_What you need to do_: Only the text should be kept: print every entry below exactly and leave each image out.

Excerpts from an interface dataset

════════════════════

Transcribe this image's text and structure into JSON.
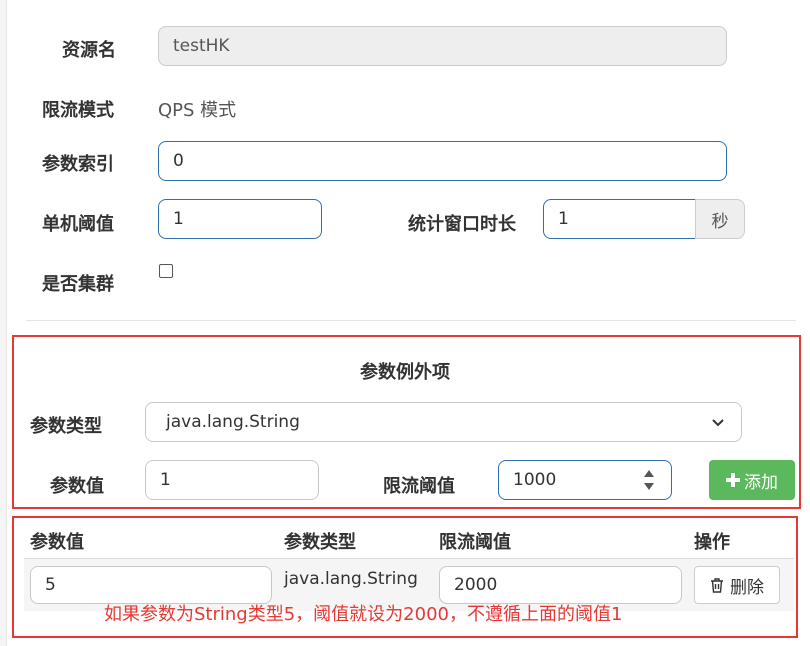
{
  "form": {
    "resource_name_label": "资源名",
    "resource_name_value": "testHK",
    "limit_mode_label": "限流模式",
    "limit_mode_value": "QPS 模式",
    "param_index_label": "参数索引",
    "param_index_value": "0",
    "single_threshold_label": "单机阈值",
    "single_threshold_value": "1",
    "window_label": "统计窗口时长",
    "window_value": "1",
    "window_unit": "秒",
    "cluster_label": "是否集群",
    "cluster_checked": false
  },
  "exceptions": {
    "title": "参数例外项",
    "param_type_label": "参数类型",
    "param_type_value": "java.lang.String",
    "param_value_label": "参数值",
    "param_value_value": "1",
    "threshold_label": "限流阈值",
    "threshold_value": "1000",
    "add_button_label": "添加"
  },
  "table": {
    "headers": [
      "参数值",
      "参数类型",
      "限流阈值",
      "操作"
    ],
    "rows": [
      {
        "param_value": "5",
        "param_type": "java.lang.String",
        "threshold": "2000",
        "action_label": "删除"
      }
    ]
  },
  "annotation": "如果参数为String类型5，阈值就设为2000，不遵循上面的阈值1",
  "colors": {
    "input_border": "#2f6fb0",
    "annotation_red": "#e53935",
    "add_green": "#5cb85c"
  }
}
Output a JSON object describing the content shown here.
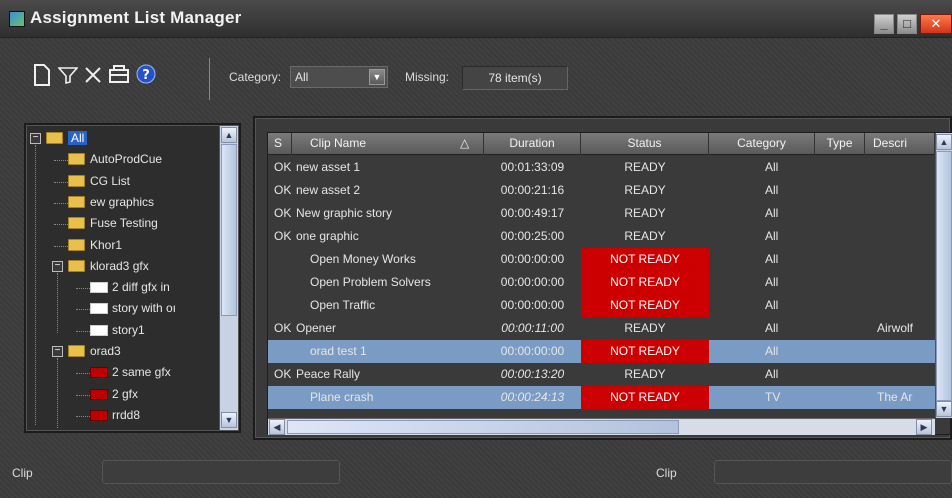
{
  "window": {
    "title": "Assignment List Manager",
    "minimize": "_",
    "maximize": "□",
    "close": "✕"
  },
  "toolbar": {
    "icons": [
      "new-document-icon",
      "filter-icon",
      "delete-icon",
      "inbox-icon",
      "help-icon"
    ],
    "category_label": "Category:",
    "category_value": "All",
    "missing_label": "Missing:",
    "missing_value": "78 item(s)"
  },
  "tree": {
    "items": [
      {
        "label": "All",
        "type": "folder",
        "level": 0,
        "expanded": true,
        "selected": true
      },
      {
        "label": "AutoProdCue",
        "type": "folder",
        "level": 1
      },
      {
        "label": "CG List",
        "type": "folder",
        "level": 1
      },
      {
        "label": "ew graphics",
        "type": "folder",
        "level": 1
      },
      {
        "label": "Fuse Testing",
        "type": "folder",
        "level": 1
      },
      {
        "label": "Khor1",
        "type": "folder",
        "level": 1
      },
      {
        "label": "klorad3 gfx",
        "type": "folder",
        "level": 1,
        "expanded": true
      },
      {
        "label": "2 diff gfx in",
        "type": "doc",
        "level": 2
      },
      {
        "label": "story with oı",
        "type": "doc",
        "level": 2
      },
      {
        "label": "story1",
        "type": "doc",
        "level": 2
      },
      {
        "label": "orad3",
        "type": "folder",
        "level": 1,
        "expanded": true
      },
      {
        "label": "2 same gfx",
        "type": "doc-red",
        "level": 2
      },
      {
        "label": "2 gfx",
        "type": "doc-red",
        "level": 2
      },
      {
        "label": "rrdd8",
        "type": "doc-red",
        "level": 2
      }
    ]
  },
  "grid": {
    "columns": [
      "S",
      "Clip Name",
      "Duration",
      "Status",
      "Category",
      "Type",
      "Descri"
    ],
    "sort_indicator": "△",
    "rows": [
      {
        "s": "OK",
        "name": "new asset 1",
        "duration": "00:01:33:09",
        "status": "READY",
        "category": "All",
        "type": "",
        "desc": "",
        "italic": false,
        "selected": false
      },
      {
        "s": "OK",
        "name": "new asset 2",
        "duration": "00:00:21:16",
        "status": "READY",
        "category": "All",
        "type": "",
        "desc": "",
        "italic": false,
        "selected": false
      },
      {
        "s": "OK",
        "name": "New graphic story",
        "duration": "00:00:49:17",
        "status": "READY",
        "category": "All",
        "type": "",
        "desc": "",
        "italic": false,
        "selected": false
      },
      {
        "s": "OK",
        "name": "one graphic",
        "duration": "00:00:25:00",
        "status": "READY",
        "category": "All",
        "type": "",
        "desc": "",
        "italic": false,
        "selected": false
      },
      {
        "s": "",
        "name": "Open Money Works",
        "duration": "00:00:00:00",
        "status": "NOT READY",
        "category": "All",
        "type": "",
        "desc": "",
        "italic": false,
        "selected": false
      },
      {
        "s": "",
        "name": "Open Problem Solvers",
        "duration": "00:00:00:00",
        "status": "NOT READY",
        "category": "All",
        "type": "",
        "desc": "",
        "italic": false,
        "selected": false
      },
      {
        "s": "",
        "name": "Open Traffic",
        "duration": "00:00:00:00",
        "status": "NOT READY",
        "category": "All",
        "type": "",
        "desc": "",
        "italic": false,
        "selected": false
      },
      {
        "s": "OK",
        "name": "Opener",
        "duration": "00:00:11:00",
        "status": "READY",
        "category": "All",
        "type": "",
        "desc": "Airwolf",
        "italic": true,
        "selected": false
      },
      {
        "s": "",
        "name": "orad test 1",
        "duration": "00:00:00:00",
        "status": "NOT READY",
        "category": "All",
        "type": "",
        "desc": "",
        "italic": false,
        "selected": true
      },
      {
        "s": "OK",
        "name": "Peace Rally",
        "duration": "00:00:13:20",
        "status": "READY",
        "category": "All",
        "type": "",
        "desc": "",
        "italic": true,
        "selected": false
      },
      {
        "s": "",
        "name": "Plane crash",
        "duration": "00:00:24:13",
        "status": "NOT READY",
        "category": "TV",
        "type": "",
        "desc": "The Ar",
        "italic": true,
        "selected": true
      }
    ]
  },
  "statusbar": {
    "left_label": "Clip",
    "right_label": "Clip"
  },
  "colors": {
    "not_ready": "#cc0000",
    "selection": "#7a9cc4",
    "tree_selection": "#2a63c7"
  }
}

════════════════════

_Answer_:
Transcribe this image's text and structure into JSON.
{
  "form": {
    "resource_name_label": "资源名",
    "resource_name_value": "testHK",
    "limit_mode_label": "限流模式",
    "limit_mode_value": "QPS 模式",
    "param_index_label": "参数索引",
    "param_index_value": "0",
    "single_threshold_label": "单机阈值",
    "single_threshold_value": "1",
    "window_label": "统计窗口时长",
    "window_value": "1",
    "window_unit": "秒",
    "cluster_label": "是否集群",
    "cluster_checked": false
  },
  "exceptions": {
    "title": "参数例外项",
    "param_type_label": "参数类型",
    "param_type_value": "java.lang.String",
    "param_value_label": "参数值",
    "param_value_value": "1",
    "threshold_label": "限流阈值",
    "threshold_value": "1000",
    "add_button_label": "添加"
  },
  "table": {
    "headers": [
      "参数值",
      "参数类型",
      "限流阈值",
      "操作"
    ],
    "rows": [
      {
        "param_value": "5",
        "param_type": "java.lang.String",
        "threshold": "2000",
        "action_label": "删除"
      }
    ]
  },
  "annotation": "如果参数为String类型5，阈值就设为2000，不遵循上面的阈值1",
  "colors": {
    "input_border": "#2f6fb0",
    "annotation_red": "#e53935",
    "add_green": "#5cb85c"
  }
}
Output a JSON object describing the content shown here.
{
  "window": {
    "title": "Assignment List Manager",
    "minimize": "_",
    "maximize": "□",
    "close": "✕"
  },
  "toolbar": {
    "icons": [
      "new-document-icon",
      "filter-icon",
      "delete-icon",
      "inbox-icon",
      "help-icon"
    ],
    "category_label": "Category:",
    "category_value": "All",
    "missing_label": "Missing:",
    "missing_value": "78 item(s)"
  },
  "tree": {
    "items": [
      {
        "label": "All",
        "type": "folder",
        "level": 0,
        "expanded": true,
        "selected": true
      },
      {
        "label": "AutoProdCue",
        "type": "folder",
        "level": 1
      },
      {
        "label": "CG List",
        "type": "folder",
        "level": 1
      },
      {
        "label": "ew graphics",
        "type": "folder",
        "level": 1
      },
      {
        "label": "Fuse Testing",
        "type": "folder",
        "level": 1
      },
      {
        "label": "Khor1",
        "type": "folder",
        "level": 1
      },
      {
        "label": "klorad3 gfx",
        "type": "folder",
        "level": 1,
        "expanded": true
      },
      {
        "label": "2 diff gfx in",
        "type": "doc",
        "level": 2
      },
      {
        "label": "story with oı",
        "type": "doc",
        "level": 2
      },
      {
        "label": "story1",
        "type": "doc",
        "level": 2
      },
      {
        "label": "orad3",
        "type": "folder",
        "level": 1,
        "expanded": true
      },
      {
        "label": "2 same gfx",
        "type": "doc-red",
        "level": 2
      },
      {
        "label": "2 gfx",
        "type": "doc-red",
        "level": 2
      },
      {
        "label": "rrdd8",
        "type": "doc-red",
        "level": 2
      }
    ]
  },
  "grid": {
    "columns": [
      "S",
      "Clip Name",
      "Duration",
      "Status",
      "Category",
      "Type",
      "Descri"
    ],
    "sort_indicator": "△",
    "rows": [
      {
        "s": "OK",
        "name": "new asset 1",
        "duration": "00:01:33:09",
        "status": "READY",
        "category": "All",
        "type": "",
        "desc": "",
        "italic": false,
        "selected": false
      },
      {
        "s": "OK",
        "name": "new asset 2",
        "duration": "00:00:21:16",
        "status": "READY",
        "category": "All",
        "type": "",
        "desc": "",
        "italic": false,
        "selected": false
      },
      {
        "s": "OK",
        "name": "New graphic story",
        "duration": "00:00:49:17",
        "status": "READY",
        "category": "All",
        "type": "",
        "desc": "",
        "italic": false,
        "selected": false
      },
      {
        "s": "OK",
        "name": "one graphic",
        "duration": "00:00:25:00",
        "status": "READY",
        "category": "All",
        "type": "",
        "desc": "",
        "italic": false,
        "selected": false
      },
      {
        "s": "",
        "name": "Open Money Works",
        "duration": "00:00:00:00",
        "status": "NOT READY",
        "category": "All",
        "type": "",
        "desc": "",
        "italic": false,
        "selected": false
      },
      {
        "s": "",
        "name": "Open Problem Solvers",
        "duration": "00:00:00:00",
        "status": "NOT READY",
        "category": "All",
        "type": "",
        "desc": "",
        "italic": false,
        "selected": false
      },
      {
        "s": "",
        "name": "Open Traffic",
        "duration": "00:00:00:00",
        "status": "NOT READY",
        "category": "All",
        "type": "",
        "desc": "",
        "italic": false,
        "selected": false
      },
      {
        "s": "OK",
        "name": "Opener",
        "duration": "00:00:11:00",
        "status": "READY",
        "category": "All",
        "type": "",
        "desc": "Airwolf",
        "italic": true,
        "selected": false
      },
      {
        "s": "",
        "name": "orad test 1",
        "duration": "00:00:00:00",
        "status": "NOT READY",
        "category": "All",
        "type": "",
        "desc": "",
        "italic": false,
        "selected": true
      },
      {
        "s": "OK",
        "name": "Peace Rally",
        "duration": "00:00:13:20",
        "status": "READY",
        "category": "All",
        "type": "",
        "desc": "",
        "italic": true,
        "selected": false
      },
      {
        "s": "",
        "name": "Plane crash",
        "duration": "00:00:24:13",
        "status": "NOT READY",
        "category": "TV",
        "type": "",
        "desc": "The Ar",
        "italic": true,
        "selected": true
      }
    ]
  },
  "statusbar": {
    "left_label": "Clip",
    "right_label": "Clip"
  },
  "colors": {
    "not_ready": "#cc0000",
    "selection": "#7a9cc4",
    "tree_selection": "#2a63c7"
  }
}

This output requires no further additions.